A database management system (DBMS) is created for defining, manipulating, retrieving, and managing data within a database. Typically, a DBMS will manipulate the data, data format, field names, file structure, and record structure. It defines rules, too, for the validation and manipulation of said data.
These systems are set up on certain data handling concepts, as database administration practices continue to evolve. The earliest databases were only capable of handling single pieces of data that had been formatted specially.
But the more advanced systems available today are capable of handling less-formatted data of various types, and of connecting them in more sophisticated ways.
How a Database Management System Works
Database management system models have evolved significantly over the years. And that’s crucial in understanding the way in which different database management systems work.
The earliest database management system types primarily comprised hierarchy and network models:
- in the hierarchy model, each component or node functions as part of a child/parent relationship with another component or node
- In the network model, an individual component may have numerous relationships: in essence, a single node can “multicast” connections
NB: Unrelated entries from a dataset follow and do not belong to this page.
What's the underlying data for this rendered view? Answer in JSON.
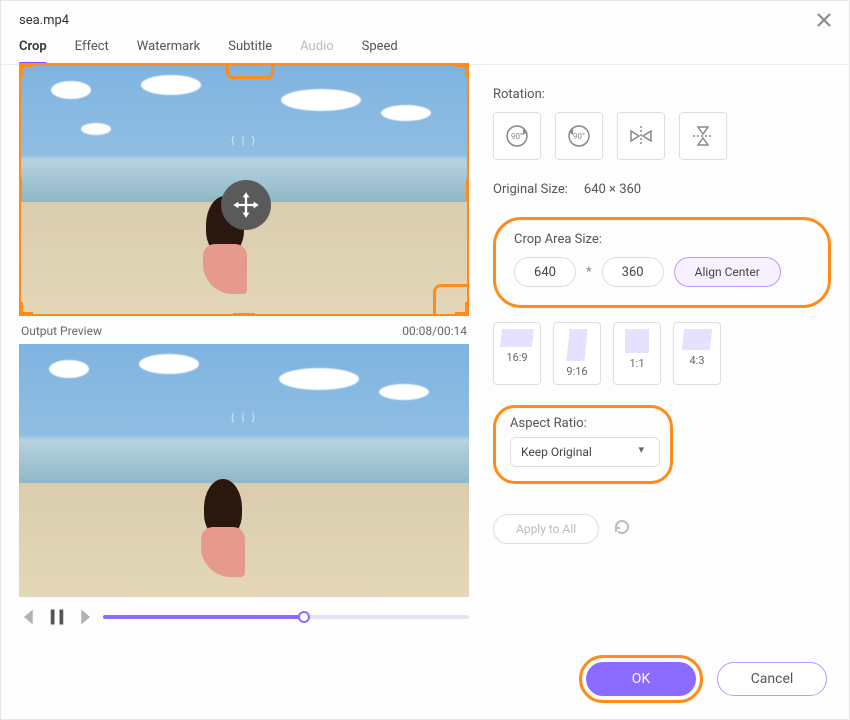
{
  "window": {
    "title": "sea.mp4"
  },
  "tabs": {
    "crop": "Crop",
    "effect": "Effect",
    "watermark": "Watermark",
    "subtitle": "Subtitle",
    "audio": "Audio",
    "speed": "Speed"
  },
  "preview": {
    "label": "Output Preview",
    "time": "00:08/00:14"
  },
  "rotation": {
    "label": "Rotation:"
  },
  "original_size": {
    "label": "Original Size:",
    "value": "640 × 360"
  },
  "crop_area": {
    "label": "Crop Area Size:",
    "w": "640",
    "h": "360",
    "sep": "*",
    "align": "Align Center"
  },
  "ratios": {
    "r169": "16:9",
    "r916": "9:16",
    "r11": "1:1",
    "r43": "4:3"
  },
  "aspect": {
    "label": "Aspect Ratio:",
    "value": "Keep Original"
  },
  "apply_all": "Apply to All",
  "footer": {
    "ok": "OK",
    "cancel": "Cancel"
  }
}
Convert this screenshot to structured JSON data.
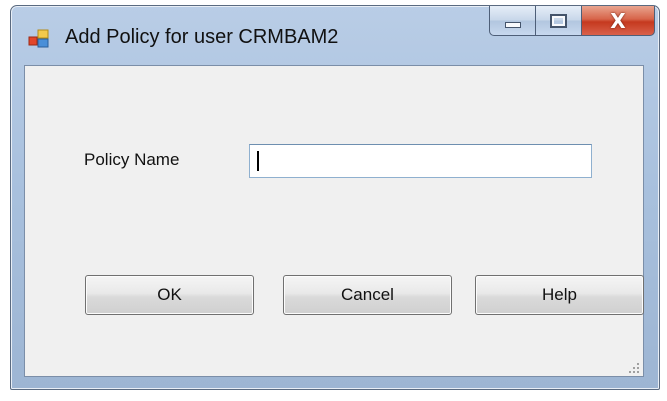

But these models have been overtaken by a relational database over time.
A relational database model has individual components with attributes linked to their respective identities via a database table design. Within an individual database table, the rows and columns include the identities and attributes in such a way that allows for the use of standard structured query language (SQL) in gathering various types of information on these models.
However, a newer concept — NoSQL — has gained recognition since. Those with expertise in the subject claim that the best way to understand NoSQL is to rephrase it so that it means “not only SQL” instead. More specifically, NoSQL can be used broadly to describe systems that are beyond the standard SQL and relational database models.
It’s also worth noting that NoSQL is a far more abstract term than the conventional relational database. NoSQL can be considered “not relational”, in the traditional sense at least. One well-known NoSQL database management system type is the object-oriented database model.
Instead of comprising relational tables, database systems utilize object designs to work with the attributes and identities covered above.
Amongst the considerations for NoSQL database design are the degree of normalization, or data structuring, that takes place, and the way in which this is handled by the database system. Engineers need to explore tools for consistency and data resolution throughout the system. This is important to achieve uniformity, and for fixing a number of correlation problems.
Other database management system model types include the graph database model, in which graph models are utilized for semantic queries, as well as the entity-relational model. Both serve as additional alternatives to standard relational database design.
Newer database management system types may be utilized where a data center has a broad disparity of data that is formatted differently, or relatively unformatted (“raw”), to handle. In these cases, records will not be normalized as per the conventional method.
This, and other kinds of advances, have made the world of database management systems more complicated. And they have increased the value that experienced database engineers and administrators for modern systems have.